BEGIN

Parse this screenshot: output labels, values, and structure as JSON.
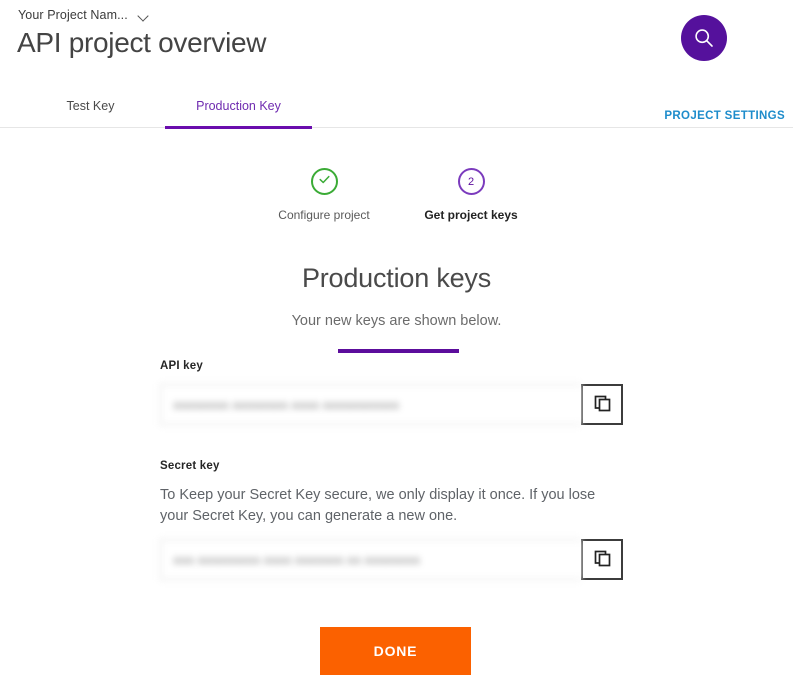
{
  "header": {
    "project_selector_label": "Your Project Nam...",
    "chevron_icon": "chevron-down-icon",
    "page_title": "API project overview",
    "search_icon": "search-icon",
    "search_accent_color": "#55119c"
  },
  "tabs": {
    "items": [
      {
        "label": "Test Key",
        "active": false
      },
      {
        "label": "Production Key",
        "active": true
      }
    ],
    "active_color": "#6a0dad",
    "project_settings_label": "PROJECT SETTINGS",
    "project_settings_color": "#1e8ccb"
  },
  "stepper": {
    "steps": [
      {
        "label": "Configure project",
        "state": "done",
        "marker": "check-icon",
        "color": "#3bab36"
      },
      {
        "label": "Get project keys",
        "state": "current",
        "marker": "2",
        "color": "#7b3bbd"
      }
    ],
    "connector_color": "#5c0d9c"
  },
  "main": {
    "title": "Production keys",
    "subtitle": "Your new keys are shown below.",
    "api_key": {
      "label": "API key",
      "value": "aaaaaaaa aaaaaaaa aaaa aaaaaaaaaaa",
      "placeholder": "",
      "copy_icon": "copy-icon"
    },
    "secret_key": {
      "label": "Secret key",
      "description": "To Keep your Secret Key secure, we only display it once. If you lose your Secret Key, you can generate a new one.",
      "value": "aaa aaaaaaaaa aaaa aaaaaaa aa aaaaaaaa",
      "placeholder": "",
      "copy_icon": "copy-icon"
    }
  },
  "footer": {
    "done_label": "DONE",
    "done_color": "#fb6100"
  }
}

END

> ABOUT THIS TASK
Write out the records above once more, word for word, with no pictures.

> RESPONSE TO THIS EXERCISE
Parse this screenshot: output labels, values, and structure as JSON.
{
  "header": {
    "project_selector_label": "Your Project Nam...",
    "chevron_icon": "chevron-down-icon",
    "page_title": "API project overview",
    "search_icon": "search-icon",
    "search_accent_color": "#55119c"
  },
  "tabs": {
    "items": [
      {
        "label": "Test Key",
        "active": false
      },
      {
        "label": "Production Key",
        "active": true
      }
    ],
    "active_color": "#6a0dad",
    "project_settings_label": "PROJECT SETTINGS",
    "project_settings_color": "#1e8ccb"
  },
  "stepper": {
    "steps": [
      {
        "label": "Configure project",
        "state": "done",
        "marker": "check-icon",
        "color": "#3bab36"
      },
      {
        "label": "Get project keys",
        "state": "current",
        "marker": "2",
        "color": "#7b3bbd"
      }
    ],
    "connector_color": "#5c0d9c"
  },
  "main": {
    "title": "Production keys",
    "subtitle": "Your new keys are shown below.",
    "api_key": {
      "label": "API key",
      "value": "aaaaaaaa aaaaaaaa aaaa aaaaaaaaaaa",
      "placeholder": "",
      "copy_icon": "copy-icon"
    },
    "secret_key": {
      "label": "Secret key",
      "description": "To Keep your Secret Key secure, we only display it once. If you lose your Secret Key, you can generate a new one.",
      "value": "aaa aaaaaaaaa aaaa aaaaaaa aa aaaaaaaa",
      "placeholder": "",
      "copy_icon": "copy-icon"
    }
  },
  "footer": {
    "done_label": "DONE",
    "done_color": "#fb6100"
  }
}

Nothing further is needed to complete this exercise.